Stiffened bodices are displayed in portraits of Venetian females around the 1530s. Here the necklines are quite high with the chest flattened rather than pushed up. It was only during the 16th century where the cleavage was pushed upwards and torso formed into a slim cylindrical shape. These corsets were often manufactured from horn or whalebone. During these times the bodice was usually a part of a dress, but during the 17th century, the bodice was separated to become it’s own garment. During this time, corsets developed a more cone style shape which was usually constructed from two pieces of fabric which were boned. These were commonly referred to as stays and were held together at the front with a busk. Towards the end of the 17th-century women wore skirts, jackets with a bodice as underwear. At this time, the waists of dresses got higher and so the bodices became shorter than they were previously.

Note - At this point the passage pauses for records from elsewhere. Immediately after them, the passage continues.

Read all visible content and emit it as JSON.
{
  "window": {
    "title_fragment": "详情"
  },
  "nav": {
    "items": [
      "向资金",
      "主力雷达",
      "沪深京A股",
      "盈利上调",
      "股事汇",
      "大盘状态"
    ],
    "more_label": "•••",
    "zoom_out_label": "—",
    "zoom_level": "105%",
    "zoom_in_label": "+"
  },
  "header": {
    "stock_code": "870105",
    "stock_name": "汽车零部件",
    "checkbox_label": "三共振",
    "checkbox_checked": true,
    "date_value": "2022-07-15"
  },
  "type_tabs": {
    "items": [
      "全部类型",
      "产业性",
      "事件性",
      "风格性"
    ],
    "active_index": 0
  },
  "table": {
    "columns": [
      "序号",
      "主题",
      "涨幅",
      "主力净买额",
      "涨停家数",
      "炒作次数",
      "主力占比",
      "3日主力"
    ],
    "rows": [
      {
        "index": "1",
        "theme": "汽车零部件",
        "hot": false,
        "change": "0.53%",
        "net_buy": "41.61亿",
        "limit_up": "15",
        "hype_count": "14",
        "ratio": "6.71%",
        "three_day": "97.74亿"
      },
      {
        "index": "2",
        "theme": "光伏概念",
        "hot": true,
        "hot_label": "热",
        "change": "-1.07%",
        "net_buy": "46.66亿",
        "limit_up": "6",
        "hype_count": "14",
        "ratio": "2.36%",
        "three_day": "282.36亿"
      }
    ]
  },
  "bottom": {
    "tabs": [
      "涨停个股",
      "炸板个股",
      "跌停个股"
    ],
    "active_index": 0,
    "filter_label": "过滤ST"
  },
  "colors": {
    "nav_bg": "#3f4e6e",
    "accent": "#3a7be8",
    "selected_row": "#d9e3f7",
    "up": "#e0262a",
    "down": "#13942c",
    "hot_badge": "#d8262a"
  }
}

It is around this period when doctors sometimes warned women against lacing their corsets to tightly.
In the 1820s, the fashionable waist went back down and corsets also became more popular. Lacing islets with metal grommets were created in 1828 and shortly after a mechanism was created where a corset could be opened and closed at the front without the need for lacing and unlacing. The hourglass silhouette which is famous today has evolved from the middle of the century where corsets were the only way to dress. At this time, the emphasis was on creating beautiful corsets from delicate fabrics.
In the 1880s there was a rising popularity of the pear-shaped corset which bent inwards around the stomach area. During Victorian times, corsets could now be mass-produced due to new technology in manufacturing. These previously had to be custom-made to a ladies measurements. But during World War I, fashion changed and women could look elegant without wearing corsets. The tight lacing had disappeared, and elastic took its place which provided more movement.
The 1920s saw women become interested in sports and along with that came a need for clothing that allowed for more freedom of their movement. The widely desired silhouette figure had changed from an hourglass to a thinner figure. During this time, girdles manufactured from plastic appeared. The idea behind these was to control the waist and hips without constricting. Bras were worn to support the breast area, and so the girdle was popular instead of corsets through the 1940s. Throughout these years corsets were still seen for erotic means but had disappeared from popular fashion.
During the 1970s, the punk movement brought corsets back. These were often worn as outerwear as punks would wear old fashioned lingerie. Many designers helped to bring back the corset, as they became a part of the mainstream. Pop stars such as Madonna and Cyndi Lauper can be seen wearing them in the 1980s. And today celebrities such as Jessica Alba and Kim Kardashian can be seen bringing back the corset and waist training craze. Take a look at our rundown of the best corsets for waist training.